The bulk formulas are based on Monin-Obukhov similarity theory. Among boundary layer scalings, this is the most well tested [99]. It is based on the assumption that in the surface layer (typically the lowest tenth of the atmospheric boundary layer), but away from the surface roughness elements, only the distance from the boundary and the surface kinematic fluxes are important in the turbulent exchange. The fundamental turbulence scales that are formed from these quantities are the friction velocity , the temperature and moisture fluctuations and respectively, and the Monin-Obukhov length scale :

 (6.17)

with

 (6.18)

to prevent zero or small fluxes under quiescent wind conditions, is von Karman's constant (0.4), and is the buoyancy flux, defined as:

 (6.19)

with g the gravitational acceleration and the virtual potential temperature where .

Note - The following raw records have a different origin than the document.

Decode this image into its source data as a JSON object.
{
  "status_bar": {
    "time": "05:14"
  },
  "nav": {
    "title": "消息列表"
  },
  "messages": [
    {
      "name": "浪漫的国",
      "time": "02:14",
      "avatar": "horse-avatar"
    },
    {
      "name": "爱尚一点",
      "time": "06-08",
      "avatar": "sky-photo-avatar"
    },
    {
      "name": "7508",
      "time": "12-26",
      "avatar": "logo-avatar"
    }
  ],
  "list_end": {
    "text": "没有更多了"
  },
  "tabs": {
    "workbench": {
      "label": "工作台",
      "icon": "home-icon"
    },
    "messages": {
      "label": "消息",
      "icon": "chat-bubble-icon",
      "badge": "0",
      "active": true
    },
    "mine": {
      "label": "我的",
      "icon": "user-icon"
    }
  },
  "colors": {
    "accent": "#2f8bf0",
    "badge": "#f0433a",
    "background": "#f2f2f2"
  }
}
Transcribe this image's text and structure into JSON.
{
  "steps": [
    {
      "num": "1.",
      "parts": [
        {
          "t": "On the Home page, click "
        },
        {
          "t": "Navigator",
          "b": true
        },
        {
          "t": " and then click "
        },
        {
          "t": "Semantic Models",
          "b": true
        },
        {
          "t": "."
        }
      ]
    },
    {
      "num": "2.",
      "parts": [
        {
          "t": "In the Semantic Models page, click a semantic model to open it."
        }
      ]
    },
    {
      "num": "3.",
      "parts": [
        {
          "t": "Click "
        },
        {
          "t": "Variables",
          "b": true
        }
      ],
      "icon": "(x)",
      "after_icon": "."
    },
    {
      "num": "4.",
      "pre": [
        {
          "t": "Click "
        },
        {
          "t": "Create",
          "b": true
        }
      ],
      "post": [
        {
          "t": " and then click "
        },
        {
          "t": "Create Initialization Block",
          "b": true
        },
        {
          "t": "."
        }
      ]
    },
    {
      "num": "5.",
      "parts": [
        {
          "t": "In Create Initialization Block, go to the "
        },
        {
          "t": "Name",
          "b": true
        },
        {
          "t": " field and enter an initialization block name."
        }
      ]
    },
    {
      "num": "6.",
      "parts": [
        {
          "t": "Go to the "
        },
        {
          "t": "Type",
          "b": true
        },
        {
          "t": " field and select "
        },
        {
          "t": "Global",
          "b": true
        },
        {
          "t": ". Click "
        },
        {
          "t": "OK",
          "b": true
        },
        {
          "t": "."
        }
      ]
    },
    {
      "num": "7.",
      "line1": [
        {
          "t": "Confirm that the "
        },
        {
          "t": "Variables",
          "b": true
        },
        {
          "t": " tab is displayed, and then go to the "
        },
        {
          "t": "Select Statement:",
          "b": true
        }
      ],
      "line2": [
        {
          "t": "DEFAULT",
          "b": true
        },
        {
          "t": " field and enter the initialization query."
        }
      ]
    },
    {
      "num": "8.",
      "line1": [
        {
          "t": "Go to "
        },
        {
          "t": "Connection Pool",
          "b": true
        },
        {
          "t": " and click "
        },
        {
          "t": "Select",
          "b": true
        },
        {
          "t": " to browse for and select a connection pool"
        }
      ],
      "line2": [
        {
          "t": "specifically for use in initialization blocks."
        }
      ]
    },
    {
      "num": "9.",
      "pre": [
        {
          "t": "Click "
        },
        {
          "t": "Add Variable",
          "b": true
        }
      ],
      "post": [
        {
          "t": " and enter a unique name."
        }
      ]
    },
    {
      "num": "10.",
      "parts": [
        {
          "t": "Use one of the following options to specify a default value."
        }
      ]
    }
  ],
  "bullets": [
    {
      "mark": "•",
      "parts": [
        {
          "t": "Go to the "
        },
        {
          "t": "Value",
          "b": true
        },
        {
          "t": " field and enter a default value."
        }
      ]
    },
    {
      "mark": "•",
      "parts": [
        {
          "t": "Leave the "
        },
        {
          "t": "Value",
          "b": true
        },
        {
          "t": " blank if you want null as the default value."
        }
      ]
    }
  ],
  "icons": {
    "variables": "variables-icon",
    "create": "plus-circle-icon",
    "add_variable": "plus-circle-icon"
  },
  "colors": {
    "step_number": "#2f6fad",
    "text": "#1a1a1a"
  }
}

Similarity theory holds that the vertical gradients of mean horizontal wind, potential temperature and specific humidity are universal functions of stability parameter , where is height above the surface ( is positive for a stable surface layer and negative for an unstable surface layer). These universal similarity functions are determined from observations in the atmospheric boundary layer [73] though no single form is widely accepted. Integrals of the vertical gradient relations result in the familiar logarithmic mean profiles, from which the exchange coefficients can be defined, where :

 (6.20)

with the neutral coefficient

 (6.21)

The flux profile functions (integrals of the similarity functions mentioned above) for momentum and heat/moisture are:

 (6.22)

for stable conditions (). For unstable conditions ():

 (6.23) (6.24) with (6.25)

The stability parameter is a function of the turbulent scales and thus the fluxes, so an iterative solution is necessary. The coefficients are initialized with their neutral value , from which the turbulent scales, stability, and then flux profile functions can be evaluated. This order is repeated for five iterations to ensure convergence to an acceptable solution.

The surface temperature derivatives required by the ice temperature calculation are evaluated as:

 (6.26) (6.27) (6.28)

where the small temperature dependencies of , the exchange coefficients and and velocity scale are ignored.

For diagnostic purposes, an air temperature () at the reference height of is computed, making use of the stability and momentum/sensible heat exchange coefficients. Defining , and , we have:

 (6.29)

For stable conditions ()

 (6.30) and for unstable conditions () (6.31)

where is bounded by 0 and 1. The resulting reference temperature is:

 (6.32)

Next: 6.5 Ice to Ocean Up: 6. Sea Ice Thermodynamics Previous: 6.3 Snow and Ice   Contents
Jim McCaa 2004-06-22